Staying at home may seem easier for workers who, for one reason or another, do not feel comfortable in the office, but it can also allow employers to bail out when it comes to to make the office more inclusive. If the social movements of the past few years have taught us anything, it’s that showing up and talking about what’s not working can bring about meaningful change.
Business leaders also have a lot to learn. I advise them to listen to their employees and learn from workers at all stages of their careers and lives what they need to perform at their best. They also need to learn to trust their employees and give them more autonomy and control over how they do their jobs. They would do well to remember that when the pandemic forced many people to work from home, their employees remained largely engaged and productive.
Inclusion must be intentional. Hybrid models shouldn’t create new hierarchies that prioritize in-person time, and companies should create work experiences that give people real reasons to move. These can include meaningful opportunities to socialize and celebrate wins, well-designed facilities, and a welcoming work culture. Some companies are experimenting with ways to reshape the office experience for the hybrid era, creating new systems for meetings that don’t exclude remote workers, or even considering installing video conferencing screens in corporate kitchens. offices to allow those who work from home to engage in small talk and “water cooler chats.”
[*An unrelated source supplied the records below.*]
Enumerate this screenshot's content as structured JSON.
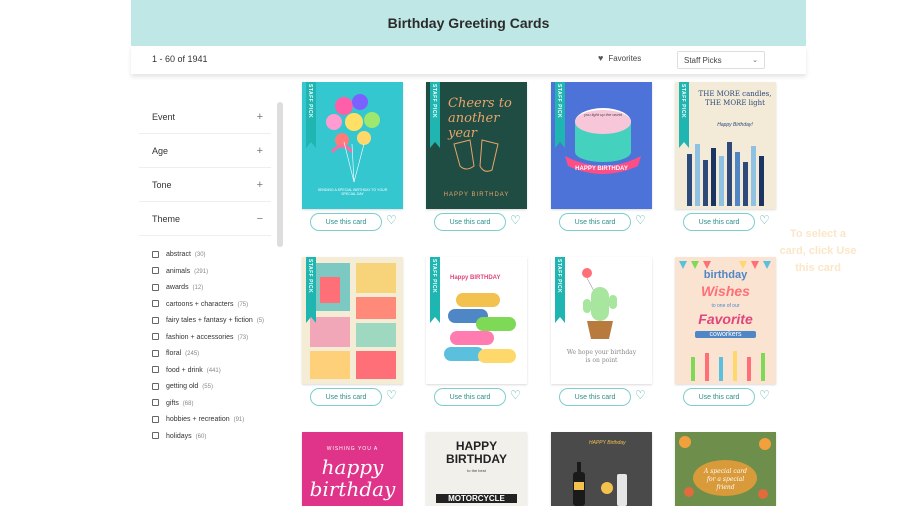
{
  "header": {
    "title": "Birthday Greeting Cards"
  },
  "toolbar": {
    "results": "1 - 60 of 1941",
    "favorites_label": "Favorites",
    "sort_value": "Staff Picks"
  },
  "colors": {
    "banner": "#bfe7e6",
    "accent": "#1fb5b0",
    "button_border": "#7ccfcc"
  },
  "sidebar": {
    "facets": [
      {
        "label": "Event",
        "sign": "+"
      },
      {
        "label": "Age",
        "sign": "+"
      },
      {
        "label": "Tone",
        "sign": "+"
      },
      {
        "label": "Theme",
        "sign": "−"
      }
    ],
    "themes": [
      {
        "name": "abstract",
        "count": "(30)"
      },
      {
        "name": "animals",
        "count": "(291)"
      },
      {
        "name": "awards",
        "count": "(12)"
      },
      {
        "name": "cartoons + characters",
        "count": "(75)"
      },
      {
        "name": "fairy tales + fantasy + fiction",
        "count": "(5)"
      },
      {
        "name": "fashion + accessories",
        "count": "(73)"
      },
      {
        "name": "floral",
        "count": "(245)"
      },
      {
        "name": "food + drink",
        "count": "(441)"
      },
      {
        "name": "getting old",
        "count": "(55)"
      },
      {
        "name": "gifts",
        "count": "(68)"
      },
      {
        "name": "hobbies + recreation",
        "count": "(91)"
      },
      {
        "name": "holidays",
        "count": "(60)"
      }
    ]
  },
  "cards": {
    "use_label": "Use this card",
    "ribbon_label": "STAFF PICK",
    "c1": {
      "tiny": "SENDING A SPECIAL BIRTHDAY TO YOUR SPECIAL DAY"
    },
    "c2": {
      "script": "Cheers to another year",
      "caption": "HAPPY BIRTHDAY"
    },
    "c3": {
      "script": "you light up the world",
      "banner": "HAPPY BIRTHDAY"
    },
    "c4": {
      "line1": "THE MORE candles, THE MORE light",
      "line2": "Happy Birthday!"
    },
    "c6": {
      "top": "Happy BIRTHDAY"
    },
    "c7": {
      "text": "We hope your birthday is on point"
    },
    "c8": {
      "w1": "birthday",
      "w2": "Wishes",
      "w3": "to one of our",
      "w4": "Favorite",
      "w5": "coworkers"
    },
    "c9": {
      "top": "WISHING YOU A",
      "big": "happy birthday"
    },
    "c10": {
      "big": "HAPPY BIRTHDAY",
      "small": "to the best",
      "plate": "MOTORCYCLE"
    },
    "c11": {
      "text": "HAPPY Birthday"
    },
    "c12": {
      "text": "A special card for a special friend"
    }
  },
  "overlay": {
    "text": "To select a card, click Use this card"
  }
}
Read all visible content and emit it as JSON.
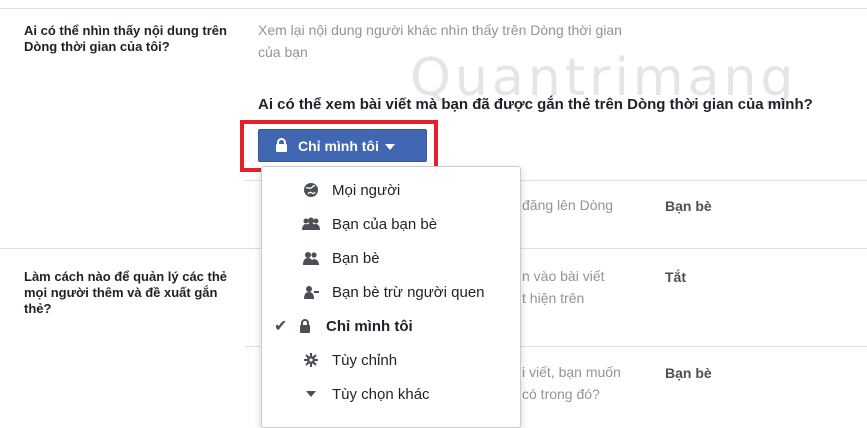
{
  "sections": [
    {
      "label": "Ai có thể nhìn thấy nội dung trên Dòng thời gian của tôi?",
      "sub": "Xem lại nội dung người khác nhìn thấy trên Dòng thời gian của bạn"
    },
    {
      "label": "Làm cách nào để quản lý các thẻ mọi người thêm và đề xuất gắn thẻ?"
    }
  ],
  "question": "Ai có thể xem bài viết mà bạn đã được gắn thẻ trên Dòng thời gian của mình?",
  "privacy_button": {
    "label": "Chỉ mình tôi"
  },
  "behind_text": {
    "row1": "đăng lên Dòng",
    "row2a": "n vào bài viết",
    "row2b": "t hiện trên",
    "row3a": "i viết, bạn muốn",
    "row3b": "có trong đó?"
  },
  "values": {
    "row1": "Bạn bè",
    "row2": "Tắt",
    "row3": "Bạn bè"
  },
  "menu": {
    "items": [
      {
        "label": "Mọi người",
        "icon": "globe-icon"
      },
      {
        "label": "Bạn của bạn bè",
        "icon": "friends-of-friends-icon"
      },
      {
        "label": "Bạn bè",
        "icon": "friends-icon"
      },
      {
        "label": "Bạn bè trừ người quen",
        "icon": "friends-except-icon"
      },
      {
        "label": "Chỉ mình tôi",
        "icon": "lock-icon",
        "selected": true
      },
      {
        "label": "Tùy chỉnh",
        "icon": "gear-icon"
      },
      {
        "label": "Tùy chọn khác",
        "icon": "caret-down-icon"
      }
    ]
  },
  "colors": {
    "button": "#4267b2",
    "highlight": "#e5202b",
    "text_muted": "#90949c"
  },
  "watermark": "Quantrimang"
}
I don’t remember exactly how I responded to this new recruit at Goldman who asked me to bring her “whole” to work, but since then I’ve had to answer versions of this question multiple times. . Now I appeal to you, young office workers: bring your whole being back to the office. Don’t come back for your boss; come back for you. Embrace what you love, work to change what you don’t, and help create a truly rewarding and supportive workplace.